Curiosities, traditions and legends of Prague
Most buildings have a double civic number: those on a blue background indicate the location of the building along the way and are arranged in sequential order, with numbers equal to one side of the road and odd on the other; The numbers on the red background indicate the location of the building in the neighborhood on the basis of the old house numbering system, so usually the number has no relation to those of neighboring buildings.
Hromnice's day (pronounced HROM-nyi-tseh) is an important day for Czech folklore linked to weather. It always falls on February 2, the same day that the famous Day Groundhog is celebrated in the United States. Both events are based on the same ancient Celtic tradition. The Czech word Hromnice comes from the "hromnice" sanctified candles lit the night of February 2 if there was a thunderstorm (thunder = hrom).
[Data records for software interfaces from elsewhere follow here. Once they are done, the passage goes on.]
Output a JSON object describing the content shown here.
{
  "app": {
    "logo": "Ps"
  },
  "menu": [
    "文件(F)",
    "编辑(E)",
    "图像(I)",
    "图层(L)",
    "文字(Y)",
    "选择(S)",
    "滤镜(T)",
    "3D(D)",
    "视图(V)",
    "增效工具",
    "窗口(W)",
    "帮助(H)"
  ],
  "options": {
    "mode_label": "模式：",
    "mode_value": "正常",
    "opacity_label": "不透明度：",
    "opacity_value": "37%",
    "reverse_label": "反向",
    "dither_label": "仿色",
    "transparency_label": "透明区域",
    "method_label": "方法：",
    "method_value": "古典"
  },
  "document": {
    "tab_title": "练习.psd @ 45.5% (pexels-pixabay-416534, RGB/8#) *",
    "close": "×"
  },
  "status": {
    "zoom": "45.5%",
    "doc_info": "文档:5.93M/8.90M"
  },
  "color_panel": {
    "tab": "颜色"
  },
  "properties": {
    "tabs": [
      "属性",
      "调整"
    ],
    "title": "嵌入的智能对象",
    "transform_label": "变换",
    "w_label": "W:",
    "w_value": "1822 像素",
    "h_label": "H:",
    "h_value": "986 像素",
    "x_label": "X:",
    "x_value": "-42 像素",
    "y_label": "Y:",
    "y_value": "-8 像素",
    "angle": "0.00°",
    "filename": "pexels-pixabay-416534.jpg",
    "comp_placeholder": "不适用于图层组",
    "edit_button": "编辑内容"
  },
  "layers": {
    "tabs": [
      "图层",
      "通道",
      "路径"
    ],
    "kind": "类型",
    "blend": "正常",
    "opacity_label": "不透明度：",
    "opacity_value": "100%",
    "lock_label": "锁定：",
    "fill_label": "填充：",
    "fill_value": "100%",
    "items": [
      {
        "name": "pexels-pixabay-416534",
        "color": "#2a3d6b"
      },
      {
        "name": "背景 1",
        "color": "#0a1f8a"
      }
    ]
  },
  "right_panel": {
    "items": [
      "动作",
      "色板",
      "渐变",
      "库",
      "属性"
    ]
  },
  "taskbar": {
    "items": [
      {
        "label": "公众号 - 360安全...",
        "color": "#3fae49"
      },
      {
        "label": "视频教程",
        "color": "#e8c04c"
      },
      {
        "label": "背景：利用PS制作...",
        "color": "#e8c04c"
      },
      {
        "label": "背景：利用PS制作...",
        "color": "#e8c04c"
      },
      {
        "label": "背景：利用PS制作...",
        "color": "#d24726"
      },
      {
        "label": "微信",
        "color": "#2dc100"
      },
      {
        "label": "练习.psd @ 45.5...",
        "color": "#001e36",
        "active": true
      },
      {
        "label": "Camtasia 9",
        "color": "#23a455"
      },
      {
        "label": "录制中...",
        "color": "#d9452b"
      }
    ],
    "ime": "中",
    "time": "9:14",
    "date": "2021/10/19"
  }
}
According to tradition, groundhog comes out of his hole after his winter sleep on February 2nd and if he sees his shadow (ie if the sun is sunny), he will return to his hole and be ready for another six weeks in winter. If the day is cloudy, it will remain above the ground, waiting for the spring. There are dozens of other Czech Hromnice stories that provide the same thing, many of us remind us that although we are thinking about spring, winter is not over and can not even reach its peak.
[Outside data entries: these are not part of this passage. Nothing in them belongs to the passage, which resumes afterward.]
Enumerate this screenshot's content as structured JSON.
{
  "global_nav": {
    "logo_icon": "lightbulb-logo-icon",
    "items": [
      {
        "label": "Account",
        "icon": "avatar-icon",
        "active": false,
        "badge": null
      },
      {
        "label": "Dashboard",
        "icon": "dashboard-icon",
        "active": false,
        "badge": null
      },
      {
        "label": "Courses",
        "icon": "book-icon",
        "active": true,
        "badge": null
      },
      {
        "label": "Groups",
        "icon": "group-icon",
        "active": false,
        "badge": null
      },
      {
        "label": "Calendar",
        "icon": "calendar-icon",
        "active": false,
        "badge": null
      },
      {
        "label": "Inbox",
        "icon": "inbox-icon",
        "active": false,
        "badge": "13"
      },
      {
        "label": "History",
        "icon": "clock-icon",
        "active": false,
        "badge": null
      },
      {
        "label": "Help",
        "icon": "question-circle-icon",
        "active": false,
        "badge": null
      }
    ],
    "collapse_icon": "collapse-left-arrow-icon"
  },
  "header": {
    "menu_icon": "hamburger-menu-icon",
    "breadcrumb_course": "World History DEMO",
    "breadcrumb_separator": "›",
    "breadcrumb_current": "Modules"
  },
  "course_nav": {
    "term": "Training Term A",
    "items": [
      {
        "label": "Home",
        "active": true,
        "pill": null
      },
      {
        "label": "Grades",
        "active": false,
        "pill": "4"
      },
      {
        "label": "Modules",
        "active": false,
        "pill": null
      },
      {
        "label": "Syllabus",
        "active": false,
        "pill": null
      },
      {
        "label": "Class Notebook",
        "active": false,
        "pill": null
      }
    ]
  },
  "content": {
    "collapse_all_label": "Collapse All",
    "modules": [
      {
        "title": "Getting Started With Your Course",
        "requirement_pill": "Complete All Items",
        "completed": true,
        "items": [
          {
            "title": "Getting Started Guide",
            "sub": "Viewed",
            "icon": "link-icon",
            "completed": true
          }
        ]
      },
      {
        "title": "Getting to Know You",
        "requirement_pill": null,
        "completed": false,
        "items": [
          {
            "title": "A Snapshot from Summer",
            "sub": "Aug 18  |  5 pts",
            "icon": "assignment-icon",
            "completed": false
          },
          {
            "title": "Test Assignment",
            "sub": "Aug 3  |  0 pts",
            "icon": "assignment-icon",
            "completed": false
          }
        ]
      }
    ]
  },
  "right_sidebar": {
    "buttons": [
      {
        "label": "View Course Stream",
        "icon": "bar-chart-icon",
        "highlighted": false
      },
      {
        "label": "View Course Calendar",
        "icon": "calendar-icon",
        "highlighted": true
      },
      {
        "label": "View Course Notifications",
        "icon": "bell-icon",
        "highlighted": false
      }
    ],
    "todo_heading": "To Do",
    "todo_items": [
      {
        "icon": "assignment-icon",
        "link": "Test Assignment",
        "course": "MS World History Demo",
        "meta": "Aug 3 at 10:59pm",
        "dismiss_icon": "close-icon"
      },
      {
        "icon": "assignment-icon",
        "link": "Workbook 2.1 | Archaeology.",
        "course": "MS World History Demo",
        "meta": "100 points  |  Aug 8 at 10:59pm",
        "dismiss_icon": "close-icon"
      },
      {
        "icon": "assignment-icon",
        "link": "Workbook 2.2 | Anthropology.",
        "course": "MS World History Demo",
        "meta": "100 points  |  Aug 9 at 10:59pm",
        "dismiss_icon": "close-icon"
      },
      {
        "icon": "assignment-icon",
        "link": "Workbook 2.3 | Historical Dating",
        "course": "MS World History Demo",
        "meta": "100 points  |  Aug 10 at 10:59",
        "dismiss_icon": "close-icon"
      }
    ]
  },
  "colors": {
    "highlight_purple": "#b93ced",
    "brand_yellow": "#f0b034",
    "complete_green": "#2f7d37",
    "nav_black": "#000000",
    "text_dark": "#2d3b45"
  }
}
Below are some examples of Czech Hromnice with the predictions of the length of winter:
- If the sun shines on Hromnice, there will be another six weeks in winter.
- If Hromnice's day is bright and clear, winter is sure to continue for a long time. If there is snow, rain or thunder, spring is near.
- If the snow melts on Hromnice's day, add more wood to the fire; If the snow is frozen, winter is finally over.
- If it rains on the day of Hromnice, let's wait for the snow in the spring.
- If snowing on Hromnice's day, wait for the rain in the spring.